In his own words: living with myelodysplastic syndrome
Neil is 69 years old and has had myelodysplastic syndrome (MDS) for the past six years. He lives in Maple Grove, MN, where he sold plastics products for 27 years before retirement.
What was your first sign that something was wrong? What symptoms did you experience?
I actually didn’t have any symptoms. I was diagnosed with MDS during a routine doctor’s check-up.
What was the diagnosis experience like?
The experience was not especially remarkable. First, I had blood drawn by my internist for routine analysis. Then after seeing the results, he sent me to the hematologist, which made me pretty uncomfortable. I underwent a bone marrow biopsy, confirming the diagnosis. There was definitely some initial fear when the implications were explained.
What was your initial and then longer-term reaction to the diagnosis?
At first I was shocked and afraid. But then as I learned more about what to expect by reading all of the educational material I could find on MDS, I became much more comfortable with my particular situation. I have returned to a fairly normal life.
How do you manage MDS?
Currently, I don’t receive any treatment for MDS. Since fatigue is a major issue, I mostly manage with plenty of rest.
I have blood tests every six weeks to detect any changes in my blood counts and to keep track of the trends. My red blood cell count and hemoglobin are low, but not low enough to require a blood transfusion. Overall, my blood counts are stable except for my platelets, which have been steadily declining. In March of 1997, they were 32,000. They have declined to as low as 6,000, and as of yesterday, were 10,000.
My low platelets are not causing any symptoms; therefore, my doctor and I agree I will avoid platelet transfusions as long as I can. Our reasoning is that with repeated platelet transfusions, they are no longer effective.
The treatment plan is based on the individual and there are many treatment options for MDS: Procrit, Epogen, Interleukin II, Antithymocytic Globulin (ATG), Thalidomide, 5-Azacytidine, Decitabine, Arsenic Trioxide, Prednisone, Decadron, stem cell transplant, bone marrow transplant, Topotecan, Melphalan, Mylotarg, and of course blood transfusions. None of the drugs except Procrit and Epogen are FDA approved for MDS treatment; they are only available through clinical trials. Most of them work on a relatively small percentage of patients and usually have temporary benefits. Most of them, such as Thalidomide, have nasty side effects that are typically worse than the disease. ATG is administered in a hospital so there is a staff on hand to deal with the reactions. A blood transfusion is often the primary treatment, though, since it can be an on-going treatment for most people.
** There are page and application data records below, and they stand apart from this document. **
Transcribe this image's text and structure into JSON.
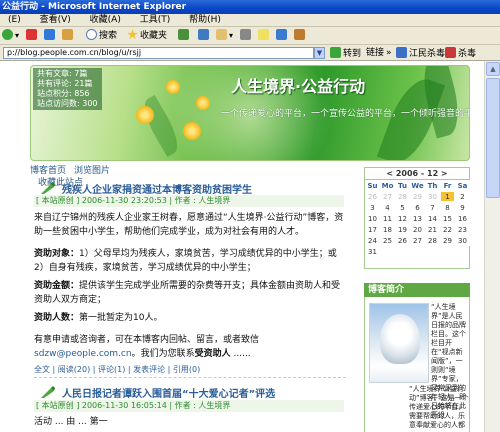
{
  "window": {
    "title": "公益行动 - Microsoft Internet Explorer"
  },
  "menu": [
    "(E)",
    "查看(V)",
    "收藏(A)",
    "工具(T)",
    "帮助(H)"
  ],
  "toolbar": {
    "search": "搜索",
    "favorites": "收藏夹"
  },
  "address": {
    "url": "p://blog.people.com.cn/blog/u/rsjj",
    "go": "转到",
    "links": "链接",
    "extra1": "江民杀毒",
    "extra2": "杀毒"
  },
  "banner": {
    "stats": [
      "共有文章: 7篇",
      "共有评论: 21篇",
      "站点积分: 856",
      "站点访问数: 300"
    ],
    "title": "人生境界·公益行动",
    "subtitle": "一个传递爱心的平台，一个宣传公益的平台，一个倾听强音的平台",
    "nav": [
      "博客首页",
      "浏览图片",
      "收藏此站点"
    ]
  },
  "posts": [
    {
      "title": "残疾人企业家捐资通过本博客资助贫困学生",
      "meta": "[ 本站原创 ] 2006-11-30 23:20:53 | 作者 : 人生境界",
      "p1": "来自辽宁锦州的残疾人企业家王树春，愿意通过“人生境界·公益行动”博客，资助一些贫困中小学生，帮助他们完成学业，成为对社会有用的人才。",
      "p2_label": "资助对象：",
      "p2_text": "1）父母早均为残疾人，家境贫苦，学习成绩优异的中小学生；或2）自身有残疾，家境贫苦，学习成绩优异的中小学生；",
      "p3_label": "资助金额：",
      "p3_text": "提供该学生完成学业所需要的杂费等开支；具体金额由资助人和受资助人双方商定；",
      "p4_label": "资助人数：",
      "p4_text": "第一批暂定为10人。",
      "p5": "有意申请或咨询者，可在本博客内回帖、留言，或者致信",
      "p5_email": "sdzw@people.com.cn",
      "p5_end": "。我们为您联系",
      "p5_bold": "受资助人",
      "p5_tail": "......",
      "links": "全文 | 阅读(20) | 评论(1) | 发表评论 | 引用(0)"
    },
    {
      "title": "人民日报记者谭跃入围首届“十大爱心记者”评选",
      "meta": "[ 本站原创 ] 2006-11-30 16:05:14 | 作者 : 人生境界",
      "p1": "活动 ... 由 ... 第一"
    }
  ],
  "calendar": {
    "header": "<    2006 - 12 >",
    "day_names": [
      "Su",
      "Mo",
      "Tu",
      "We",
      "Th",
      "Fr",
      "Sa"
    ],
    "days": [
      "26",
      "27",
      "28",
      "29",
      "30",
      "1",
      "2",
      "3",
      "4",
      "5",
      "6",
      "7",
      "8",
      "9",
      "10",
      "11",
      "12",
      "13",
      "14",
      "15",
      "16",
      "17",
      "18",
      "19",
      "20",
      "21",
      "22",
      "23",
      "24",
      "25",
      "26",
      "27",
      "28",
      "29",
      "30",
      "31"
    ],
    "today": "1"
  },
  "sidebar": {
    "intro_title": "博客简介",
    "intro_text_right": "“人生境界”是人民日报的品牌栏目。这个栏目开在“视点新闻版”，一则则“境界”专家，又常采到的年轻人，即日始将在此开设",
    "intro_text_bottom": "“人生境界·公益行动”博客。这是一个传递爱心的平台，需要帮助的人，乐意奉献爱心的人都"
  }
}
Many MDS patients receive no treatment, as long as their red blood cell and hemoglobin counts are not below their "threshold.” The threshold seems to vary from person to person. Any time the hemoglobin dips below 10.0 there is cause for concern. When it hits 8.0, a transfusion is usually given. Incidentally, I think most HMOs will not pay for the transfusion if the hemoglobin is above 8.0—without a battle. I have a friend who would go to 5.7 before he got tired and needed a boost from a transfusion.
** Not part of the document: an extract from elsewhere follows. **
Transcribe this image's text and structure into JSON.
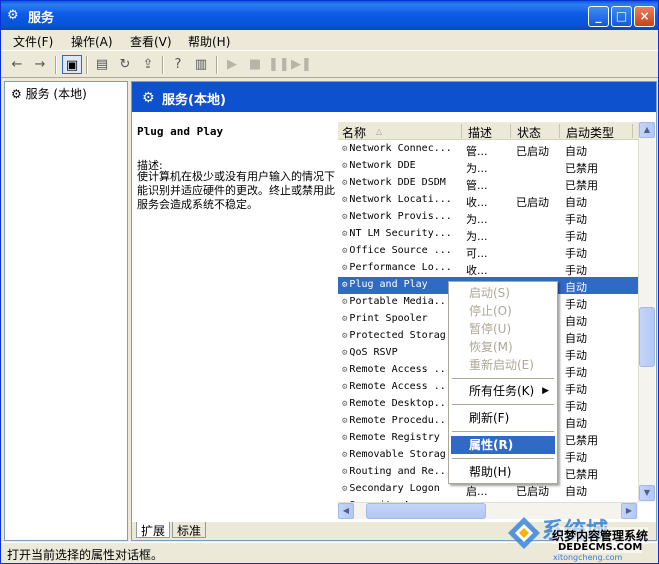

Did you have to make any lifestyle or dietary changes in response to MDS?
Because of fatigue, I drive very cautiously and avoid power tools. I haven’t changed my diet for MDS necessarily, but I follow a low-fat, limited carbohydrate diet since I have type 2 diabetes. I take a multivitamin, vitamin B6, vitamin C, and beta-carotene. I also try to get as much exercise as I can.
Did you seek any type of emotional support?
I was active in two support groups, but I cut back to one. The more I learned about the disease the easier it has been to deal with it. My wife and children were very confused about the future and at one point were very upset. As time went on, I was able to convince them I have a future, along with a good hematologist and a lot of faith. I think my situation is stable, at least for the present.
Does MDS have any impact on your family?
Yes. They are frightened and confused. They read information on the Internet and tend to retain the negative mortality facts. However, I don’t look sick, seem to get along well, although tend to tire a lot. If I go up the stairs too slowly, there’s a surge in their concern. But over the years, they have been able to put it in the background somewhat—till my counts take another dive.
What advice would you give to anyone living with MDS?
Find a hematologist experienced in treating MDS and develop a very sound relationship. Find all of the more recent books or articles on MDS and apply it to your particular case. Learn all you can about how the bone marrow creates cells. Learn all you can about blood cells and their normal ranges and how each type of cell affects the body. Set up a chart of red blood cell, hemoglobin, platelet, and white blood cell counts and watch for trends over time. Join a support group and actively participate.
As told to ]]>Diane Voyatzis, RD]]>